Warrington bomb reaction 'emboldened' IRA, reveals newly-released State Papers

Warrington bomb reaction 'emboldened' IRA, reveals newly-released State Papers

THE IRA were "emboldened" by the "intense public reaction" to the 1993 Warrington bomb attack that claimed the lives of two children, according to newly-released State Papers.

Two bombs exploded in the north-west town on March 20, 1993, claiming the lives of three-year-old Johnathan Ball and Tim Parry, 12, who died five days later.

The attack sparked widespread condemnation in Britain, Ireland and across the world.

However, according to the newly-released papers, the reaction spurred on the IRA, who were in the midst of a bombing campaign in Britain.

One document stated: "While the Warrington bomb led to enormous criticism of the Provisional IRA in Ireland and internationally, the IRA have been, if anything. emboldened by the reaction in Britain to their bombing campaign there."

Economic impact

The attacks were part of the IRA's bombing campaign in Britain in the 1990s, which was designed to cause economic instability in Britain in the hope of achieving a united Ireland.

The same document reveals the IRA claimed their 1993 bombings — which included the Bishopsgate bomb in London in April — caused £1.2billion worth of damage.

However, in a letter from Joe Hayes to Seán Ó hUiginn, Assistant Secretary of the Anglo-Irish Division at the Department of Foreign Affairs, it was speculated that the financial impact would not be a problem.

Indeed, the bombings would only lead to calls for an "enhanced security response" from right-wing Tories.

"The bombings will undoubtedly surface during the coming week, probably at Prime Minister's questions and the Tory right-wing will press their predictable demands for an enhanced security response," he wrote.

"This time round, however, the usual voices may be stiffened by the addition of some London-based MPs and, behind the scenes, by powerful voices who represent the interests of various financial institutions in the City of London.

"In the case of London, much is made of the city’s ability to absorb the danger and inconvenience of terrorist threat."

Bulger killing exacerbated public reaction

In a confidential memo to Ó hUiginn, Irish Ambassador to Britain Joseph Small said the age of the Warrington victims accounted for much of the outrage, coming as it did just weeks after another tragedy in north-west England.

Tensions were already high following the murder of James Bulger on February 12, 1993.
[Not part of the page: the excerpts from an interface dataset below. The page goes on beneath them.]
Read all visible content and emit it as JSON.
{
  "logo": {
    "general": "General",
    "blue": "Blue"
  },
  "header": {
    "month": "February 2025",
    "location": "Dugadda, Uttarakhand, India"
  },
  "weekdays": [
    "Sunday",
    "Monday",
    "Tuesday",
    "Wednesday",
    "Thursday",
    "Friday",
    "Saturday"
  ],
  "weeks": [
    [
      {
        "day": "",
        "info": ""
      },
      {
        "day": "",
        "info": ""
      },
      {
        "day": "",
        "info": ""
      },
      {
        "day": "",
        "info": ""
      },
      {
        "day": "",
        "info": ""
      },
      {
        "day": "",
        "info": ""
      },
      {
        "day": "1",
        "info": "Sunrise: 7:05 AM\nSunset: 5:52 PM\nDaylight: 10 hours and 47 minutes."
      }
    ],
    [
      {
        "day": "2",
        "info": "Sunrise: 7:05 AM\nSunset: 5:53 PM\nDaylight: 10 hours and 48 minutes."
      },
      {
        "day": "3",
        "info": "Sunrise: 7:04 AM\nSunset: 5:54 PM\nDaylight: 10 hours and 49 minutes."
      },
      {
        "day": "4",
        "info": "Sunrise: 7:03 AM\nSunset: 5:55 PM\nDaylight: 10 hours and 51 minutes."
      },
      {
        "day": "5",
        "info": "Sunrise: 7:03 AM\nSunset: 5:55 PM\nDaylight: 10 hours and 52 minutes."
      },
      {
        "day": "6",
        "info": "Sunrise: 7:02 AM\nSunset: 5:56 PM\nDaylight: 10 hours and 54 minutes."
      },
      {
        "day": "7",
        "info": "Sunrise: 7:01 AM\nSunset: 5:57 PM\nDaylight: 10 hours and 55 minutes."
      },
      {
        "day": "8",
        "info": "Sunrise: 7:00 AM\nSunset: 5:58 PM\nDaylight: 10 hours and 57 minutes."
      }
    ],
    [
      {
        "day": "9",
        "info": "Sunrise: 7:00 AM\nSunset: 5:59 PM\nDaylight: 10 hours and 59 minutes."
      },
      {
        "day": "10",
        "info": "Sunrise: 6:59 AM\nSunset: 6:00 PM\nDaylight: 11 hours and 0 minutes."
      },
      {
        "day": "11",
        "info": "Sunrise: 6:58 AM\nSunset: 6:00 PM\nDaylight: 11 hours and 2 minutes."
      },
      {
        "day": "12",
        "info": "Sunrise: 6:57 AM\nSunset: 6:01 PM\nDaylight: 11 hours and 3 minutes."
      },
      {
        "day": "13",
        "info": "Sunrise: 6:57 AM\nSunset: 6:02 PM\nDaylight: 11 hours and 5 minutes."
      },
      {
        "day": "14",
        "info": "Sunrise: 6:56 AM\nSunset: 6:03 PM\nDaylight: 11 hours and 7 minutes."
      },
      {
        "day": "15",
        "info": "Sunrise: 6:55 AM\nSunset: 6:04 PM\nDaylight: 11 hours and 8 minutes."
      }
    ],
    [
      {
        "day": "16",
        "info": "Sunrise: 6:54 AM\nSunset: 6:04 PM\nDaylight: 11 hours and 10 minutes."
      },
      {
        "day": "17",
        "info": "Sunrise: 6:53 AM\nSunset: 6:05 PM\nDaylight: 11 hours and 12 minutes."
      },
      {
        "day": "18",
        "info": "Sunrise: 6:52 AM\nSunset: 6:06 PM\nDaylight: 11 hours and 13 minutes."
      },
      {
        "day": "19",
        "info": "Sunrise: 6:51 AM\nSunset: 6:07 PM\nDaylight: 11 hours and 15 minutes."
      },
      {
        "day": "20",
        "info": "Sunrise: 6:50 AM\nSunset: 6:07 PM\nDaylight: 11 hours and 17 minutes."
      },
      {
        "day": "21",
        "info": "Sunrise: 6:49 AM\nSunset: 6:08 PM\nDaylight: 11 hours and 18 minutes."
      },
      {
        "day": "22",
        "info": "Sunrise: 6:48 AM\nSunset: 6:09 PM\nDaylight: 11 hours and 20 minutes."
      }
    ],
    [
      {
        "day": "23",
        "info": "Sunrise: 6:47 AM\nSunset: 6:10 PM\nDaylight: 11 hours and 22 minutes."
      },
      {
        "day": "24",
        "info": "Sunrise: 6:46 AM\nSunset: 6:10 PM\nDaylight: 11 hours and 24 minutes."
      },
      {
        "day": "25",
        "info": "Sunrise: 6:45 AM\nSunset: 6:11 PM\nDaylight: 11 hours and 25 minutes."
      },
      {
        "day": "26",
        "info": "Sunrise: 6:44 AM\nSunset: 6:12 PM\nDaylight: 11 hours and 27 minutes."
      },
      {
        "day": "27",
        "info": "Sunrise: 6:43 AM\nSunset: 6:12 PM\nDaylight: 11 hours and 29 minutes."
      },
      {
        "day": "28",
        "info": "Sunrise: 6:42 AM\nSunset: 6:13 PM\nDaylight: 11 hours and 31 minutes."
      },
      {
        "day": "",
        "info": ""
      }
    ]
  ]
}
"In terms of fatalities and numbers injured, Warrington does not figure highly on the IRAs list of atrocities in Britain," wrote Small.

"Inevitably, however, the killing of the two children touched a sensitive nerve and sparked off an intense public reaction."

James Bulger was murdered three weeks before the Warrington bombing (Image: BWP Media via Getty Images)

He added: "Reaction to the Warrington bombing was coloured by the Bulger murder and both events became inextricably linked in the public mind, adding to the sense of insecurity and concern here about the apparent collapse of public order and morality."

Despite the outrage, Small revealed the reaction to the Irish community on the ground was relatively minor, although the Irish Embassy received threatening phone calls and the Irish club in Warrington was targeted by vandals.

"The overall reaction to the Irish community was very mild, however, and a measure of how far things have improved compared to the 1970s when the anti-Irish backlash was very severe," said Small.

He added: "Most thinking British people no longer blame their Irish neighbours for the IRA."